▶ Work instructions: The number of lines holding the string "JSON" is all that is wanted; count them in the records below.
===== Source material =====
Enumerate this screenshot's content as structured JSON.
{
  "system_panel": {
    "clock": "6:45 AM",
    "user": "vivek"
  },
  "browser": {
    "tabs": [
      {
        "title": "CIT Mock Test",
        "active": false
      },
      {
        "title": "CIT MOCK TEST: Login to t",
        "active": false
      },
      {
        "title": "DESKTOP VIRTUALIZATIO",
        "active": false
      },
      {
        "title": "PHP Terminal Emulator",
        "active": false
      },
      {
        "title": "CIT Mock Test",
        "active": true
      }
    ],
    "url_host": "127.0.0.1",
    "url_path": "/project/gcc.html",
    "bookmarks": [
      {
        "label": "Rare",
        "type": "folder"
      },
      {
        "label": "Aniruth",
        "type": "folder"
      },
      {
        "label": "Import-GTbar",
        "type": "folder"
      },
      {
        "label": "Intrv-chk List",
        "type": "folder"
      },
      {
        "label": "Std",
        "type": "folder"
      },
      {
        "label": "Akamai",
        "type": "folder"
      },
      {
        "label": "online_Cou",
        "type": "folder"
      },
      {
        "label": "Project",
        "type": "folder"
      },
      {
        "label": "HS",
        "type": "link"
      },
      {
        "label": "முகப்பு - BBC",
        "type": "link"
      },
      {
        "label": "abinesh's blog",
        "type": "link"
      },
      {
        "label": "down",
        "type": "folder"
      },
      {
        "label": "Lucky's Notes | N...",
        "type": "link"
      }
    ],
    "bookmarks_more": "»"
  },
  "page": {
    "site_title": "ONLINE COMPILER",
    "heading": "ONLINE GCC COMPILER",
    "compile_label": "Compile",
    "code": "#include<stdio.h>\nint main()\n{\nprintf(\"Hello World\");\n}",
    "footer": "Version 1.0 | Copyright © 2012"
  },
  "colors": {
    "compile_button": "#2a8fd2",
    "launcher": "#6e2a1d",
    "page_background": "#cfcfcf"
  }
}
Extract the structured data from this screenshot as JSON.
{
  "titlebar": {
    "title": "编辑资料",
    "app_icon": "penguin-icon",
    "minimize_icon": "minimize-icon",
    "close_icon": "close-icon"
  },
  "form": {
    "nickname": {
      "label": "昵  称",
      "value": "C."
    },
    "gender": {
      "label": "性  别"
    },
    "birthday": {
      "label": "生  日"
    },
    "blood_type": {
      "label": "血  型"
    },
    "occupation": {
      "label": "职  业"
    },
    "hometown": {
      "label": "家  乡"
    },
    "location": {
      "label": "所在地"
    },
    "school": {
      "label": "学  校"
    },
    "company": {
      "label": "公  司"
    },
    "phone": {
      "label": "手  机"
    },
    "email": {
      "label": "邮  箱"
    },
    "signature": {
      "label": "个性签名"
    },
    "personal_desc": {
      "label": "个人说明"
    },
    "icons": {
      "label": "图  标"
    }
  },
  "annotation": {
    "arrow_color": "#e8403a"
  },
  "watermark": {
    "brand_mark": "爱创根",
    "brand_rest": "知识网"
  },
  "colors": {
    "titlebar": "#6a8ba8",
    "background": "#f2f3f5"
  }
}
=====
▶ Exercise output: 2